Agreeing to pointless calls and meetings

“It would be great to jump on a Zoom call so I can find out more about what you do.”

“Let’s grab a coffee and see whether there’s potential for us to help each other.”

“Have you got five minutes for a call? I might have an opportunity for you.”

Ever had a message like this?

And do you jump on Zooms, agree to coffees, and call anyone who asks?

I used to. You never know where a conversation might lead, right? And yes, occasionally some of those calls and meetings did eventually result in work. But most of them didn’t.

Most of them were a complete waste of time. And I’d get to the end of the week having spent hours talking to people, but not actually earning any money. I was busy but not profitable.

Fortunately, I’m a bit savvier these days. And if you’re filling your days with pointless calls and meetings, you need to get savvy too.

Be more selective. Don’t agree to every call, Zoom or meeting request you get.

Ask a few questions to uncover the real reason someone wants to speak to you. Do they want to try and sell you something? Do they want to pump you for free advice? Does their “opportunity” involve working for free? Is an in-person meeting really necessary, or would a fifteen-minute call be sufficient?

You need to be sensible with your time – if you don’t value it, nobody else will.

Building a brand instead of a business

“Build your personal brand. Build a community. Build a following. Build a subscriber list.”

How about you build a business instead?

I don’t know about you, but I have a mortgage and bills to pay, so I need to earn money. And to do that, I need clients who pay me in return for a product or service.

Having a great brand is irrelevant if it doesn’t help me attract the right clients.

Your first priority as a freelancer or business owner should be getting sales and delivering on your promises.

And while building your brand can help generate leads, you need to turn those leads into happy customers.

It’s too easy to confuse engagement with results. But it’s easy to get engagement. Post a pet picture and watch the likes come rolling in. Talk about something super personal, and you’ll be flooded with comments.

But will that engagement help you make more sales?

It might help you get a huge following – you might even have a lot of people expressing interest in what you do.

But until those “potential customers” actually make a purchase – until their interest translates into cash in the bank – all you’ve got are fans, not customers.

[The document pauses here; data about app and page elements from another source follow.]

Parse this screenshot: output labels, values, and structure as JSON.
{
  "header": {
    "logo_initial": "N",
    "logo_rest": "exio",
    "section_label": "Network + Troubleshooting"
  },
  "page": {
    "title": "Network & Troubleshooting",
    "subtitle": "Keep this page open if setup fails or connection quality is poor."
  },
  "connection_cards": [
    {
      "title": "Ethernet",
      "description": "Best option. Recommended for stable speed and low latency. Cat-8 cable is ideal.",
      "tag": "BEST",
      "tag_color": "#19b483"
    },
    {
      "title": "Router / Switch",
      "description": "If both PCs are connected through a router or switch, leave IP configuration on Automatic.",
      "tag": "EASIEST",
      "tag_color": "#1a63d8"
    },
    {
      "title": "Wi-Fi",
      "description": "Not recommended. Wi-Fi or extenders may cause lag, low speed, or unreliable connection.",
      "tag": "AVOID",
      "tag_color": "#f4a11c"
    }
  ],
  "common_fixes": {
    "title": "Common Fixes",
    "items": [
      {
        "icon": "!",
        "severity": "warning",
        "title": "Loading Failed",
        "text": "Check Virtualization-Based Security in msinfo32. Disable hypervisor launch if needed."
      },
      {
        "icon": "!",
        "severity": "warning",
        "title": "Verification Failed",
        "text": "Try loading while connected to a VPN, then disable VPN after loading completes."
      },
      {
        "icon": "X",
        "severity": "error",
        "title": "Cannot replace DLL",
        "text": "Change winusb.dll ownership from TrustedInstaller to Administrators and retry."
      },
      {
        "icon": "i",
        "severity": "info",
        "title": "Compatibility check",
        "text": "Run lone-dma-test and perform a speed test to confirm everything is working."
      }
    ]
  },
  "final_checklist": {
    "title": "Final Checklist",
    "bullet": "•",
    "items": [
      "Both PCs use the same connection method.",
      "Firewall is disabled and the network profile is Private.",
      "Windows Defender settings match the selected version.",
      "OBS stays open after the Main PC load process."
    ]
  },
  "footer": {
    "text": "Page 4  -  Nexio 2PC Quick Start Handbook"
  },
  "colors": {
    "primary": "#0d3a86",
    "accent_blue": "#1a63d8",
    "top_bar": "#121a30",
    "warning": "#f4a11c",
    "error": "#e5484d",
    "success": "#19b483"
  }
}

And fans aren’t going to pay the bills.

So focus on building a business with systems and processes to attract, nurture and convert your ideal clients, then deliver above and beyond their expectations so they keep buying from you and recommending you to others.

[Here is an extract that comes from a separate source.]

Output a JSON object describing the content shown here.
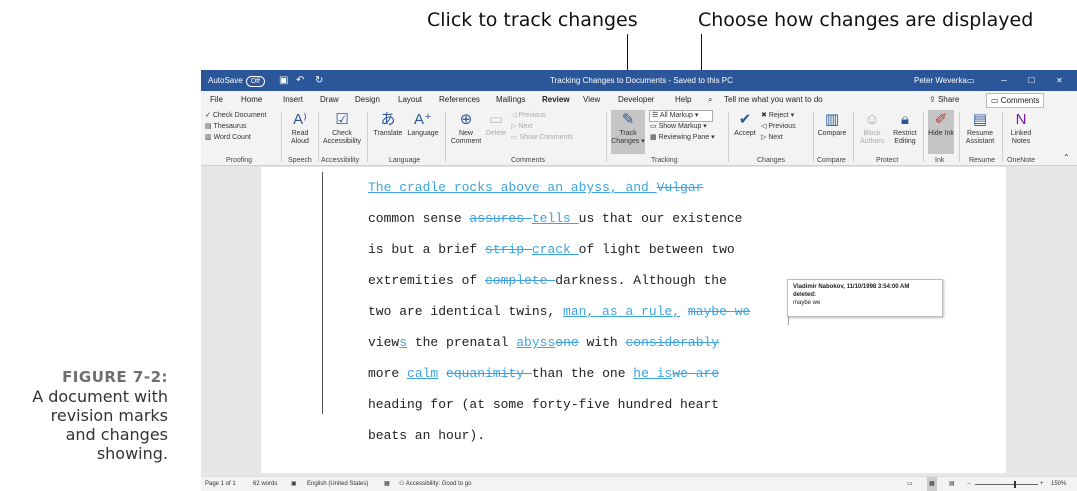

Never switching off

You don’t have to be focused on work every minute of the day. You shouldn’t feel guilty for watching crap TV or reading a trashy novel every now and then. It’s ok if not everything you do is productive – cut yourself some slack. Take a break. Look after yourself. Make time for exercise and hobbies.  Don’t neglect your friends and family.

You have to work hard when you’re “at work”, but you don’t have to be “at work” twenty-four-seven. 

I’ve never heard of anyone getting to the end of their life and saying, “I wish I’d spent more time working and less time with my family and friends.”

And if you are feeling overworked or you’re spending too much time working on the wrong things, my book will help you get back on track.

It’s full of practical, actionable advice based on stuff I do in my own business (so I know it works).

Say goodbye to low-paying work, crappy clients, and pointless meetings, and create a business that works on your terms.

Get your copy of The Freelance Fairytale here and create your happy ever after.

Hi – I’m Lisa

If this is your first time here, thanks for reading. 

I’m Lisa – owner of Make Your Copy Count Ltd, and author of the ‘A-Z of Blogging’ and ‘The Freelance Fairytale‘. 

I help freelancers and small businesses attract more of the clients they want by providing copywriting training and business mentoring

If you’d like to get to know me a bit better, sign up for my daily email here